■ **What needs to be done**:
Where the string "true" occurs in the material below, report the whole line.

■ **Exercise inputs**:

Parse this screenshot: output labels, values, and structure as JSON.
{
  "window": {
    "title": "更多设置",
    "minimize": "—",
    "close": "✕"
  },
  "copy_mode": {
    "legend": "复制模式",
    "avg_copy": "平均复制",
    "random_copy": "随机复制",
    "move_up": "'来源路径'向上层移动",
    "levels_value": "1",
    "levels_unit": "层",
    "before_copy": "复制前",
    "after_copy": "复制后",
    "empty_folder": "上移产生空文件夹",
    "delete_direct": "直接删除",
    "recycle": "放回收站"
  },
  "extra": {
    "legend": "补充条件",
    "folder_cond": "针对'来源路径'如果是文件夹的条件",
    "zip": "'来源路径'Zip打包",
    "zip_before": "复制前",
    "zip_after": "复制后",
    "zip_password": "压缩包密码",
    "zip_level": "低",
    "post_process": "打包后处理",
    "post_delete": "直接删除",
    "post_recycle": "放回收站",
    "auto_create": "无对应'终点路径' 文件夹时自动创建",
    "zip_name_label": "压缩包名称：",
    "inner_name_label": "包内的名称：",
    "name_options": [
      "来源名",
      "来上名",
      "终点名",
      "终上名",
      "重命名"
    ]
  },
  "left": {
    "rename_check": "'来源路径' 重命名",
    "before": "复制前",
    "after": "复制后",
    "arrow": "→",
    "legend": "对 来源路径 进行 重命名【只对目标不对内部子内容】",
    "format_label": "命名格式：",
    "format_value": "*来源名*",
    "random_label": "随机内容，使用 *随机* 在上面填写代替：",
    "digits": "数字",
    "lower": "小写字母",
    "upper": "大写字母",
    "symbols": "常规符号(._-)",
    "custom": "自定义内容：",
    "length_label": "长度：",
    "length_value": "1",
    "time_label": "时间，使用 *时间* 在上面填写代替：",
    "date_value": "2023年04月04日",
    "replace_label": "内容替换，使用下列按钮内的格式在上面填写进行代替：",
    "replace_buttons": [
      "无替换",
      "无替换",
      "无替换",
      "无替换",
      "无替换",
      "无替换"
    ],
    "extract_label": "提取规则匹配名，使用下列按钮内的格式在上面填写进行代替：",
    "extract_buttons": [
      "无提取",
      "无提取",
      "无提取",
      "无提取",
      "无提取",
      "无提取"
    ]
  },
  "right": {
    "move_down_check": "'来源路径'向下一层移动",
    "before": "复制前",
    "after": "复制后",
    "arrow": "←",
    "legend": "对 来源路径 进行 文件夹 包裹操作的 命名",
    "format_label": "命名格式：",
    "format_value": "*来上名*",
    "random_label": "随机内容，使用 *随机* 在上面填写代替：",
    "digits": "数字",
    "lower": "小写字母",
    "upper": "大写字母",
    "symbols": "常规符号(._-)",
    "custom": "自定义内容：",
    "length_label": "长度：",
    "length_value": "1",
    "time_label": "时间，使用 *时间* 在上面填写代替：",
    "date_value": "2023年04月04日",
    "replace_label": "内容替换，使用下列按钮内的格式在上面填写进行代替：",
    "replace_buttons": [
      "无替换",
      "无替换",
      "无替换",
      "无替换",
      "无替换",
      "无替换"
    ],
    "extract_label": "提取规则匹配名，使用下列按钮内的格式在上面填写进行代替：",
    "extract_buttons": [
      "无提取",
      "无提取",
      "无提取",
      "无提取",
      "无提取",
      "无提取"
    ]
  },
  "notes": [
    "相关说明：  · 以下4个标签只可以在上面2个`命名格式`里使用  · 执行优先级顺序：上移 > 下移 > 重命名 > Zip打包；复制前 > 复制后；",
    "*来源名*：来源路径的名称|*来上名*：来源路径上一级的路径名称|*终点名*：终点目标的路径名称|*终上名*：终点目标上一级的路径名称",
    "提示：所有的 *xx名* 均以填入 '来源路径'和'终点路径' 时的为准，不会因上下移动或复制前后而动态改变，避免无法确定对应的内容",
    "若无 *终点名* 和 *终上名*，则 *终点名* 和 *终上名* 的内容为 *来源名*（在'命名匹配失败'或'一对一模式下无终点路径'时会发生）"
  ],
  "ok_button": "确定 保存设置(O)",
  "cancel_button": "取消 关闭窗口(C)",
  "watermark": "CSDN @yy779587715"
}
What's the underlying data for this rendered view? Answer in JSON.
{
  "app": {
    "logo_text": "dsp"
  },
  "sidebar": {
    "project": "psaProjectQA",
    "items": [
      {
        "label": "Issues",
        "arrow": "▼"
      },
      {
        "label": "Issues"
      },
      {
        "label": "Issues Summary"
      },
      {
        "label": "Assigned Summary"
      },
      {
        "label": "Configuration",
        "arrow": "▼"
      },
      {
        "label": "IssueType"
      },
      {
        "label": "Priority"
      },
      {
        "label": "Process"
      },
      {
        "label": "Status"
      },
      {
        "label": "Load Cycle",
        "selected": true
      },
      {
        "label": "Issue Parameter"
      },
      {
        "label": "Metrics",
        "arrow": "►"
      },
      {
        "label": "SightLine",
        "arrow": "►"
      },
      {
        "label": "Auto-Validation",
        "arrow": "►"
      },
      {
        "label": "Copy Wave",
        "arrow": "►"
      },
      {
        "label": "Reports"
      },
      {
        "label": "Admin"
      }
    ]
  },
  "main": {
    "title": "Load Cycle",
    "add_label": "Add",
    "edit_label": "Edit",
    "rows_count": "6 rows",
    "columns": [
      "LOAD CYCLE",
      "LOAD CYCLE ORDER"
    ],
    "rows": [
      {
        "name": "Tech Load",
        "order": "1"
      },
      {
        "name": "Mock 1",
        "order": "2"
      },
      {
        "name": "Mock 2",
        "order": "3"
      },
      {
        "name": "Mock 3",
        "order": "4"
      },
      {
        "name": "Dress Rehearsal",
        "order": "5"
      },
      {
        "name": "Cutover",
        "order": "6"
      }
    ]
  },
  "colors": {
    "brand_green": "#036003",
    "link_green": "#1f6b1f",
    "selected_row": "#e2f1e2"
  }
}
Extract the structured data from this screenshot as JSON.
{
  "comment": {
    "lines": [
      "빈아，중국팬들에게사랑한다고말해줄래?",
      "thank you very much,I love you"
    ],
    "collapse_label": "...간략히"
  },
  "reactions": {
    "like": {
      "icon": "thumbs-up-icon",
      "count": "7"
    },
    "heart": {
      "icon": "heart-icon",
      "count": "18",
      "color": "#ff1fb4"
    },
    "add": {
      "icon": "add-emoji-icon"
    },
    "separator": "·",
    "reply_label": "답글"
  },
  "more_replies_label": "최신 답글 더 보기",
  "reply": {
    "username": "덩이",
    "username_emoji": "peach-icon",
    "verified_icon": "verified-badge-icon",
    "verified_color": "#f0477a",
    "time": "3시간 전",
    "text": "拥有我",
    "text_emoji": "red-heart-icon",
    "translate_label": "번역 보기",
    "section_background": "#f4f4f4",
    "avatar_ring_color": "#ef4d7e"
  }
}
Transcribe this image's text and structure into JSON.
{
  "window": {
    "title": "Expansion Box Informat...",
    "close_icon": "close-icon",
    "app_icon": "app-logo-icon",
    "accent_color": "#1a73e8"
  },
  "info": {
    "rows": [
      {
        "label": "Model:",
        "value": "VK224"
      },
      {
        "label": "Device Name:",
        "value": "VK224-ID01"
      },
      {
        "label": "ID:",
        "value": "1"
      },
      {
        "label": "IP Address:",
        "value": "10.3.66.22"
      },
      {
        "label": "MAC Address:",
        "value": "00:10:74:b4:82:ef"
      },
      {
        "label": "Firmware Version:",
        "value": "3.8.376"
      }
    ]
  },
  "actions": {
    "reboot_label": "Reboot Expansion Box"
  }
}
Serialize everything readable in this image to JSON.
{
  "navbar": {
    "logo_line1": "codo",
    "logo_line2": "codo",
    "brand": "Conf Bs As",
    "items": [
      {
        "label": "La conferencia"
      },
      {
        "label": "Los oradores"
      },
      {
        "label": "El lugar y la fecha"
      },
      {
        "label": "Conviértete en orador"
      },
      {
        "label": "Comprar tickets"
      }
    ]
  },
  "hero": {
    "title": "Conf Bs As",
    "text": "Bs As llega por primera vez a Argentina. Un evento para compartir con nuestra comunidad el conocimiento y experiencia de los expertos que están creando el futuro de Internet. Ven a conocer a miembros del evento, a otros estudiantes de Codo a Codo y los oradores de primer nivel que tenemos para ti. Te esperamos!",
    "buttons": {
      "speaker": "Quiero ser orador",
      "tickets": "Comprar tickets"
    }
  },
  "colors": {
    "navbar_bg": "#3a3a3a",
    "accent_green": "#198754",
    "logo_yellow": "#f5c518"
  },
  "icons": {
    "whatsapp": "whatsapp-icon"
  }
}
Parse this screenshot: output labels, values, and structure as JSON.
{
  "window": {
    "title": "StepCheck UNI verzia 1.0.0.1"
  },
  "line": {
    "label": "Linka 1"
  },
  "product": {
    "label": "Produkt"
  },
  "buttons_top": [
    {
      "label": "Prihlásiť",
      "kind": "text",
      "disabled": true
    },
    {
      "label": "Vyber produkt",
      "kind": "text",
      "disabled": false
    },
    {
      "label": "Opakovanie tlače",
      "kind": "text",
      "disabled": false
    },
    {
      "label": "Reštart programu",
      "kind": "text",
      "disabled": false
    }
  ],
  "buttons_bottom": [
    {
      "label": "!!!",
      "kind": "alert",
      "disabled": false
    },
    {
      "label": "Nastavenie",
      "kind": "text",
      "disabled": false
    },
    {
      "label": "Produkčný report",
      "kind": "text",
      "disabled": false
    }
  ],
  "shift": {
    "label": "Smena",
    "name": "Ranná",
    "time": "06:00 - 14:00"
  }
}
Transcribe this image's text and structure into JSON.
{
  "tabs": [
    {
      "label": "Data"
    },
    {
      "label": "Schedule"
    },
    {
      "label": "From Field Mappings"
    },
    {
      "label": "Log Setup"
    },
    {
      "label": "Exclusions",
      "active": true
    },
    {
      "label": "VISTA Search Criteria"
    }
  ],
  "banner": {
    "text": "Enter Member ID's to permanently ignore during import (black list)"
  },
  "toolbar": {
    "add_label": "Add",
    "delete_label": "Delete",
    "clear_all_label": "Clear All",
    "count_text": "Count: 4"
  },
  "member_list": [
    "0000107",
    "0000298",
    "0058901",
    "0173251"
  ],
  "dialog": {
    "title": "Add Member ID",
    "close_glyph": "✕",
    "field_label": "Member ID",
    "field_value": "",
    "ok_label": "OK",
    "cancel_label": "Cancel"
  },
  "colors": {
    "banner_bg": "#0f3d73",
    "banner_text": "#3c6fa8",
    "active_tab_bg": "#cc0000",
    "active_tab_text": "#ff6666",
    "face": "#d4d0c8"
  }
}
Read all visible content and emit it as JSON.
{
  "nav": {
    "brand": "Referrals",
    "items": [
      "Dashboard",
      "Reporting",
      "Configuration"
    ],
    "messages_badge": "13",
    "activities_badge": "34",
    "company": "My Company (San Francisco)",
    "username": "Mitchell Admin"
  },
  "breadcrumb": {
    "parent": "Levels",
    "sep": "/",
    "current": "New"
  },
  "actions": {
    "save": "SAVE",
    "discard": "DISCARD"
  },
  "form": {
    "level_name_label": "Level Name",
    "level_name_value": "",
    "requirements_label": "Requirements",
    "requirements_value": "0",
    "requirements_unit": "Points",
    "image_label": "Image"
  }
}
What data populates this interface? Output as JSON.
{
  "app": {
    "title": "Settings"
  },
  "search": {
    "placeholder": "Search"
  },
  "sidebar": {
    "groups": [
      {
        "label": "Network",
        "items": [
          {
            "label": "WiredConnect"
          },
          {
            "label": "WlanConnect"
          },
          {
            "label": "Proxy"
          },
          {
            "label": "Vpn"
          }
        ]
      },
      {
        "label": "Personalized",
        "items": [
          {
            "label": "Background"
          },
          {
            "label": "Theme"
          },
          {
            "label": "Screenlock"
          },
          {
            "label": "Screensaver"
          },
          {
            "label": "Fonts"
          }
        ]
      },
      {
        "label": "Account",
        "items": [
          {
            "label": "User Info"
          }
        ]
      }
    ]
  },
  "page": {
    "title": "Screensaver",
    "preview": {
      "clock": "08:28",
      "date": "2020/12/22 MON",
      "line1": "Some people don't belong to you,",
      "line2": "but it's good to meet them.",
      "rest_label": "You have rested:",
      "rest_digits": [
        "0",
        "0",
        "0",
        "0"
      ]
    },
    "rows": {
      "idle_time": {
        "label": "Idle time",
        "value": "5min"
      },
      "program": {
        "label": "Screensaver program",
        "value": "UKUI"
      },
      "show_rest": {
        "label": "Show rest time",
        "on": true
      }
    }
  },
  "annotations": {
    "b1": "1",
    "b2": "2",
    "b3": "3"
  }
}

■ **Result**:
        "selected": true
      "disabled": true
      "active": true
        "on": true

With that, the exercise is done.